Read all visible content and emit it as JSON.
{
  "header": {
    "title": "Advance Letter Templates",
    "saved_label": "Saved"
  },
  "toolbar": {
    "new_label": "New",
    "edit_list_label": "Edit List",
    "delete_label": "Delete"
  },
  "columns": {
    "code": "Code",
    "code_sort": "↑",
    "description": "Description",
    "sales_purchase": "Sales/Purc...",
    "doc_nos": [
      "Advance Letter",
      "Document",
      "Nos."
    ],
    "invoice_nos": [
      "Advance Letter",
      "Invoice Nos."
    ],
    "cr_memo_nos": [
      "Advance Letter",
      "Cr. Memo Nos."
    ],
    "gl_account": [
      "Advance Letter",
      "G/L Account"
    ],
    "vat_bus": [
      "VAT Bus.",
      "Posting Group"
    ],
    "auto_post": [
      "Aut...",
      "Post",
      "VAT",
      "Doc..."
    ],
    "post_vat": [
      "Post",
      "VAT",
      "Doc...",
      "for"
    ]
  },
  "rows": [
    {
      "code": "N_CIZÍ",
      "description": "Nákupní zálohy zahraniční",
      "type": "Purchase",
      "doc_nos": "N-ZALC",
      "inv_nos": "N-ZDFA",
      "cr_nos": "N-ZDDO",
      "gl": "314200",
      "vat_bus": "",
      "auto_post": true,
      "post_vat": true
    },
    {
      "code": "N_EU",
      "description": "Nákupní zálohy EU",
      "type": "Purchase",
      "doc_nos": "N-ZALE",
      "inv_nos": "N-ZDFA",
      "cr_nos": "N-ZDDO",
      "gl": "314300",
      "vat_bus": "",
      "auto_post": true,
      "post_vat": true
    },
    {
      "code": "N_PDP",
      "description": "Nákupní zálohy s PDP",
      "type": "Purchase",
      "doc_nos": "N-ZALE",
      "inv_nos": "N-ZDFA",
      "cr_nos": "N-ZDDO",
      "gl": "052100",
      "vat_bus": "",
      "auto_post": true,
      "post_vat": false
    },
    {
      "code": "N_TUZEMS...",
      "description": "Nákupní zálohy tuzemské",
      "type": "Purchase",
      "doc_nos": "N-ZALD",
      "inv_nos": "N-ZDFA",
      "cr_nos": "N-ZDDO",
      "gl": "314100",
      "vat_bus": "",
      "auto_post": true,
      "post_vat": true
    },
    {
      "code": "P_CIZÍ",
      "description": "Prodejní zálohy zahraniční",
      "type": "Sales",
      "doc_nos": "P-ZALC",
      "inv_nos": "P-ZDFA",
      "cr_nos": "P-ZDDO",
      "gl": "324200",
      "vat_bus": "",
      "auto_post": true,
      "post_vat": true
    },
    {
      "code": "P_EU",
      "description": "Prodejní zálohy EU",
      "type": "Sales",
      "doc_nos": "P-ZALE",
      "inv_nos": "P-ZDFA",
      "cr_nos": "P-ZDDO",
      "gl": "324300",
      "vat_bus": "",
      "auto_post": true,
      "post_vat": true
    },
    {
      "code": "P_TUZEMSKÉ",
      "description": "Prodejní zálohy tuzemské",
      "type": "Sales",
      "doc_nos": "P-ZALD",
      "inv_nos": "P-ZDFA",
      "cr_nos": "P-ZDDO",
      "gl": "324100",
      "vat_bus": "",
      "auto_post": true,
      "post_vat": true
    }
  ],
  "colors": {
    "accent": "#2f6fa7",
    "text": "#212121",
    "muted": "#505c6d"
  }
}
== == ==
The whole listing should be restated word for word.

Read all visible content and emit it as JSON.
{
  "header": {
    "title": "Advance Letter Templates",
    "saved_label": "Saved"
  },
  "toolbar": {
    "new_label": "New",
    "edit_list_label": "Edit List",
    "delete_label": "Delete"
  },
  "columns": {
    "code": "Code",
    "code_sort": "↑",
    "description": "Description",
    "sales_purchase": "Sales/Purc...",
    "doc_nos": [
      "Advance Letter",
      "Document",
      "Nos."
    ],
    "invoice_nos": [
      "Advance Letter",
      "Invoice Nos."
    ],
    "cr_memo_nos": [
      "Advance Letter",
      "Cr. Memo Nos."
    ],
    "gl_account": [
      "Advance Letter",
      "G/L Account"
    ],
    "vat_bus": [
      "VAT Bus.",
      "Posting Group"
    ],
    "auto_post": [
      "Aut...",
      "Post",
      "VAT",
      "Doc..."
    ],
    "post_vat": [
      "Post",
      "VAT",
      "Doc...",
      "for"
    ]
  },
  "rows": [
    {
      "code": "N_CIZÍ",
      "description": "Nákupní zálohy zahraniční",
      "type": "Purchase",
      "doc_nos": "N-ZALC",
      "inv_nos": "N-ZDFA",
      "cr_nos": "N-ZDDO",
      "gl": "314200",
      "vat_bus": "",
      "auto_post": true,
      "post_vat": true
    },
    {
      "code": "N_EU",
      "description": "Nákupní zálohy EU",
      "type": "Purchase",
      "doc_nos": "N-ZALE",
      "inv_nos": "N-ZDFA",
      "cr_nos": "N-ZDDO",
      "gl": "314300",
      "vat_bus": "",
      "auto_post": true,
      "post_vat": true
    },
    {
      "code": "N_PDP",
      "description": "Nákupní zálohy s PDP",
      "type": "Purchase",
      "doc_nos": "N-ZALE",
      "inv_nos": "N-ZDFA",
      "cr_nos": "N-ZDDO",
      "gl": "052100",
      "vat_bus": "",
      "auto_post": true,
      "post_vat": false
    },
    {
      "code": "N_TUZEMS...",
      "description": "Nákupní zálohy tuzemské",
      "type": "Purchase",
      "doc_nos": "N-ZALD",
      "inv_nos": "N-ZDFA",
      "cr_nos": "N-ZDDO",
      "gl": "314100",
      "vat_bus": "",
      "auto_post": true,
      "post_vat": true
    },
    {
      "code": "P_CIZÍ",
      "description": "Prodejní zálohy zahraniční",
      "type": "Sales",
      "doc_nos": "P-ZALC",
      "inv_nos": "P-ZDFA",
      "cr_nos": "P-ZDDO",
      "gl": "324200",
      "vat_bus": "",
      "auto_post": true,
      "post_vat": true
    },
    {
      "code": "P_EU",
      "description": "Prodejní zálohy EU",
      "type": "Sales",
      "doc_nos": "P-ZALE",
      "inv_nos": "P-ZDFA",
      "cr_nos": "P-ZDDO",
      "gl": "324300",
      "vat_bus": "",
      "auto_post": true,
      "post_vat": true
    },
    {
      "code": "P_TUZEMSKÉ",
      "description": "Prodejní zálohy tuzemské",
      "type": "Sales",
      "doc_nos": "P-ZALD",
      "inv_nos": "P-ZDFA",
      "cr_nos": "P-ZDDO",
      "gl": "324100",
      "vat_bus": "",
      "auto_post": true,
      "post_vat": true
    }
  ],
  "colors": {
    "accent": "#2f6fa7",
    "text": "#212121",
    "muted": "#505c6d"
  }
}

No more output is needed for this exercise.